Still, perhaps no element of the vegetation contributes so strongly to one’s favorable impression of the course as the native fescue grasses. Often flanking the fairways, they range in height from three to six feet. They add variety in color to the course and, when waving in the breeze, they lend a suggestion of movement to this exquisite landscape. Not incidentally, they are the very devil to recover from, and they help materially to account for the fact that a number of players here find themselves reminded of such great old-world-style courses as Garden City Golf Club and Prairie Dunes and, to a lesser degree, even Shinnecock Hills.
Speaking of old world. Player has introduced a number of stacked-sod bunkers—from a distance you feel that you are looking at a brick wall—into the design, something one very rarely sees outside the British Isles. They incline to be deep, with steep, near-vertical faces.
The course, par 71, can be played as far back as 6,900 yards and as far forward as 5,000 yards, with three stops in between. Every hole has at least six tees and there is a total of 137 separate teeing grounds, which must be something of a record.
There is water, generally in the form of ponds, on eight holes. Only twice, however, is a forced carry called for. The other six times the hazard is a parallel one. The fairways are generous, but the scrub and the tall fescues that flank them are hostile. The greens tend to be huge: the par-3 8th, for instance, has a putting surface of 12,500 square feet. Fortunately, the slopes and undulations are not excessive. We have a reasonable chance of lagging close.
When Player was asked to name his favorite holes here, he cited 3, 6, 9, 12, 13, and 18. Asked the same question, Ed Eget cited the opening hole and the llth. The 1st is hard and dangerous, a distinctly inhospitable start to the round, but, on the other hand, fair notice that this is golf in earnest. This gentle dogleg left is 417 yards long from the regular tees, the entire right side densely wooded and containing a 45-foot falloff into a wooded valley. The fairway, one of many such, is bi-level. The 10,000-square foot green is a two-tier design, with a severe drop on the right, where “salvation bunkers” prevent a plunge to the bottom of the steep hillside. The hole is a classic card-wrecker, and this before we even have anything on the card!
On the other hand, the 185-yard 11th is a pure delight. Here another spacious green lies well below us and on the far side of a pretty pond. Bold fescue-cloaked mounds snare the unintended push (or the deliberate bail-out). The backcloth for the green is woodlands. A lovely hole, it is also no giveaway.
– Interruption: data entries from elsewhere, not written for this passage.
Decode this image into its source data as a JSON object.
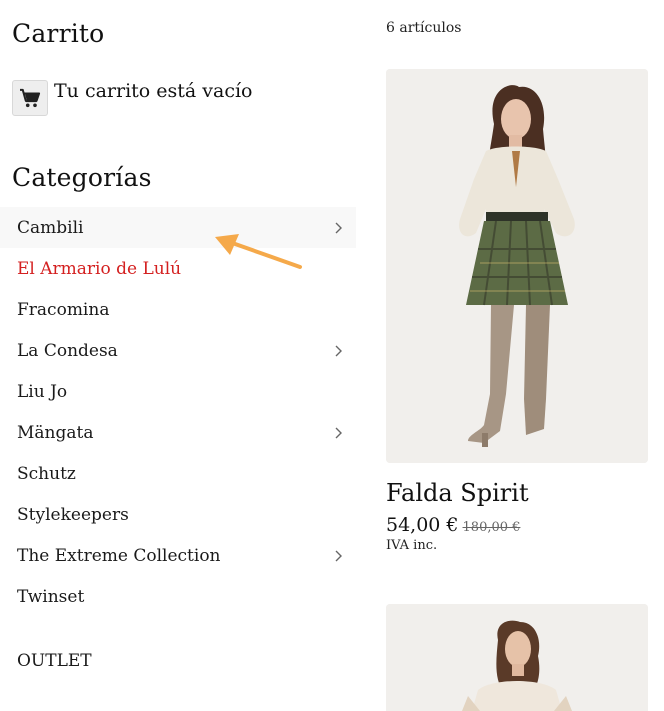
{
  "cart": {
    "title": "Carrito",
    "empty_text": "Tu carrito está vacío",
    "icon": "shopping-cart-icon"
  },
  "categories": {
    "title": "Categorías",
    "items": [
      {
        "label": "Cambili",
        "has_submenu": true
      },
      {
        "label": "El Armario de Lulú",
        "has_submenu": false
      },
      {
        "label": "Fracomina",
        "has_submenu": false
      },
      {
        "label": "La Condesa",
        "has_submenu": true
      },
      {
        "label": "Liu Jo",
        "has_submenu": false
      },
      {
        "label": "Mängata",
        "has_submenu": true
      },
      {
        "label": "Schutz",
        "has_submenu": false
      },
      {
        "label": "Stylekeepers",
        "has_submenu": false
      },
      {
        "label": "The Extreme Collection",
        "has_submenu": true
      },
      {
        "label": "Twinset",
        "has_submenu": false
      }
    ],
    "outlet": "OUTLET",
    "active_color": "#d42020",
    "annotation_arrow_color": "#f5a94a"
  },
  "products": {
    "count": "6 artículos",
    "items": [
      {
        "name": "Falda Spirit",
        "price": "54,00 €",
        "old_price": "180,00 €",
        "tax_note": "IVA inc."
      }
    ]
  }
}
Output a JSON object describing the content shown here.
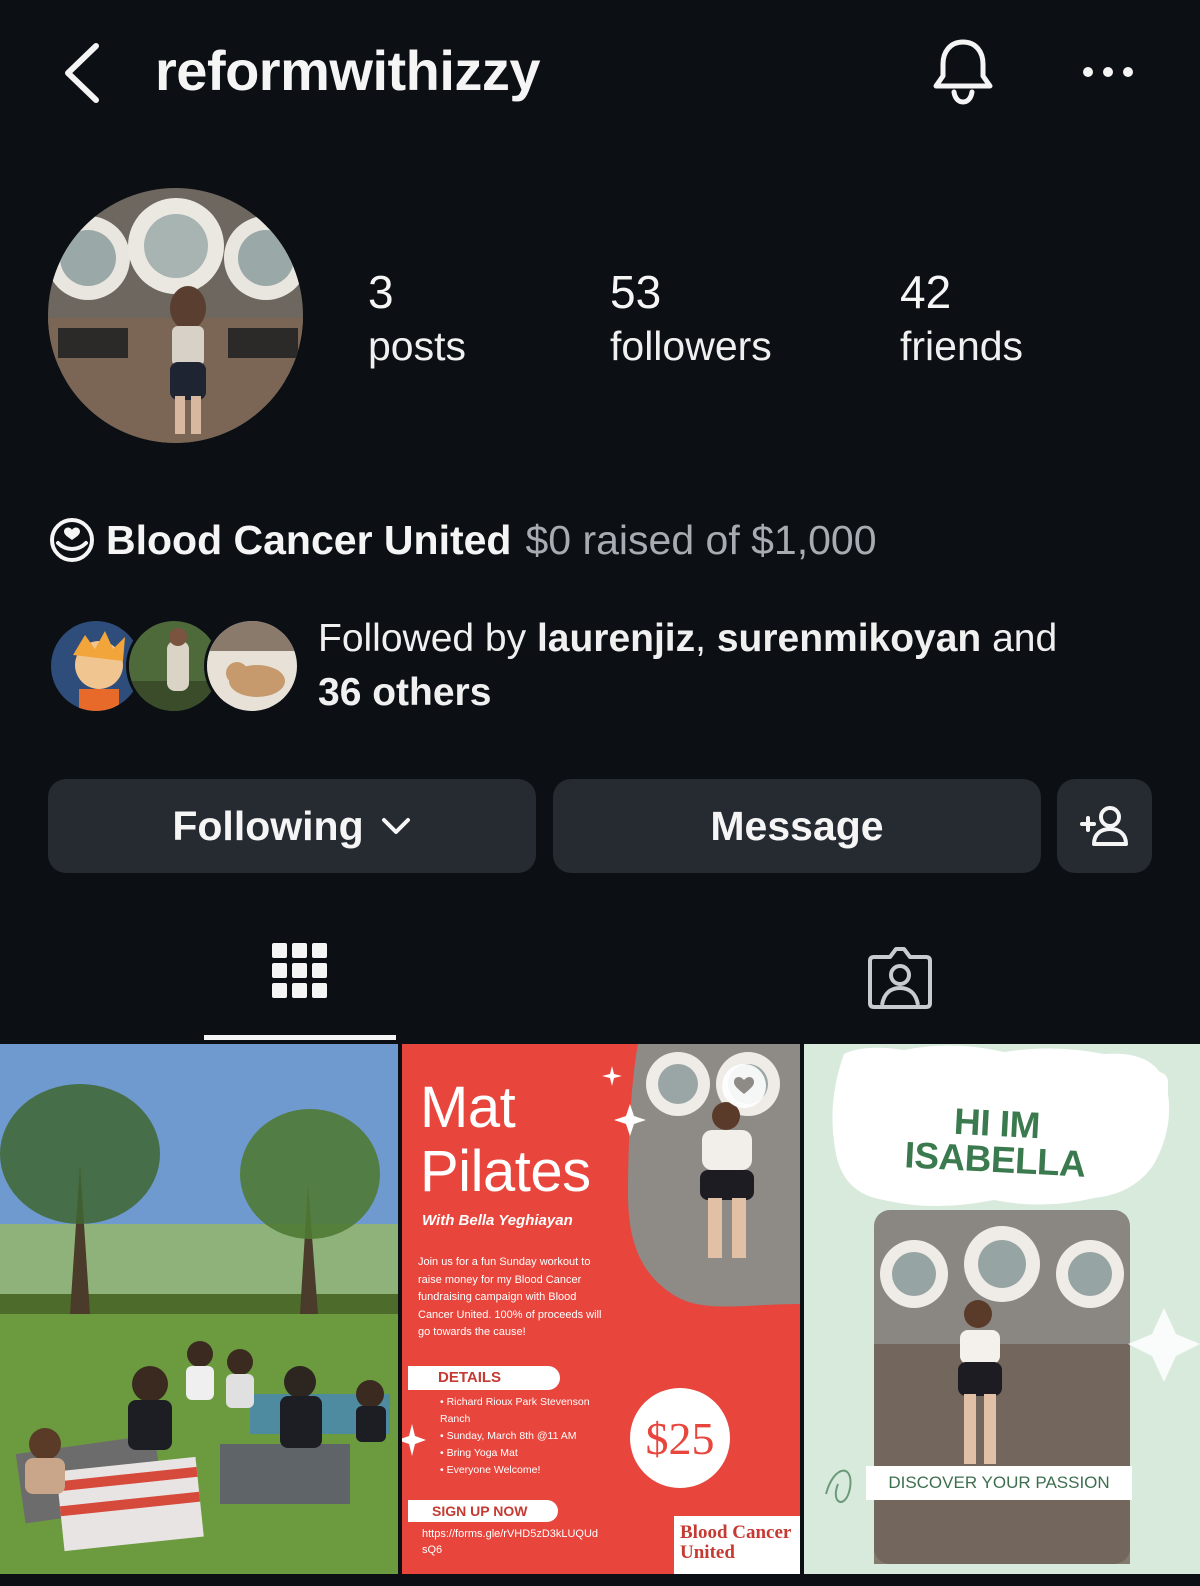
{
  "header": {
    "username": "reformwithizzy"
  },
  "stats": {
    "posts_count": "3",
    "posts_label": "posts",
    "followers_count": "53",
    "followers_label": "followers",
    "friends_count": "42",
    "friends_label": "friends"
  },
  "fundraiser": {
    "org": "Blood Cancer United",
    "amount": "$0 raised of $1,000"
  },
  "followed_by": {
    "prefix": "Followed by ",
    "user1": "laurenjiz",
    "sep": ", ",
    "user2": "surenmikoyan",
    "and": " and",
    "others": "36 others"
  },
  "actions": {
    "following_label": "Following",
    "message_label": "Message"
  },
  "posts": {
    "mat_pilates": {
      "title_line1": "Mat",
      "title_line2": "Pilates",
      "with": "With Bella Yeghiayan",
      "description": "Join us for a fun Sunday workout to raise money for my Blood Cancer fundraising campaign with Blood Cancer United. 100% of proceeds will go towards the cause!",
      "details_label": "DETAILS",
      "details": [
        "• Richard Rioux Park Stevenson Ranch",
        "• Sunday, March 8th @11 AM",
        "• Bring Yoga Mat",
        "• Everyone Welcome!"
      ],
      "signup_label": "SIGN UP NOW",
      "link": "https://forms.gle/rVHD5zD3kLUQUdsQ6",
      "price": "$25",
      "org": "Blood Cancer United"
    },
    "intro": {
      "title": "HI IM ISABELLA",
      "banner": "DISCOVER YOUR PASSION"
    }
  },
  "colors": {
    "background": "#0c1014",
    "button": "#262a31",
    "muted_text": "#a8acb2",
    "poster_red": "#e8453c",
    "poster_green": "#d8eadc"
  },
  "icons": {
    "back": "chevron-left-icon",
    "notifications": "bell-icon",
    "more": "more-dots-icon",
    "fundraiser": "fundraiser-heart-icon",
    "add_friend": "add-person-icon",
    "grid": "grid-icon",
    "tagged": "tagged-person-icon"
  }
}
And just for the record, it has nine tees.
Chesterfield is probably the best work Gary Player has yet done—and in a setting of uncommon natural beauty. The second time around in the golf course business, Ed and Corinne Eget have come up with the 18 of their dreams.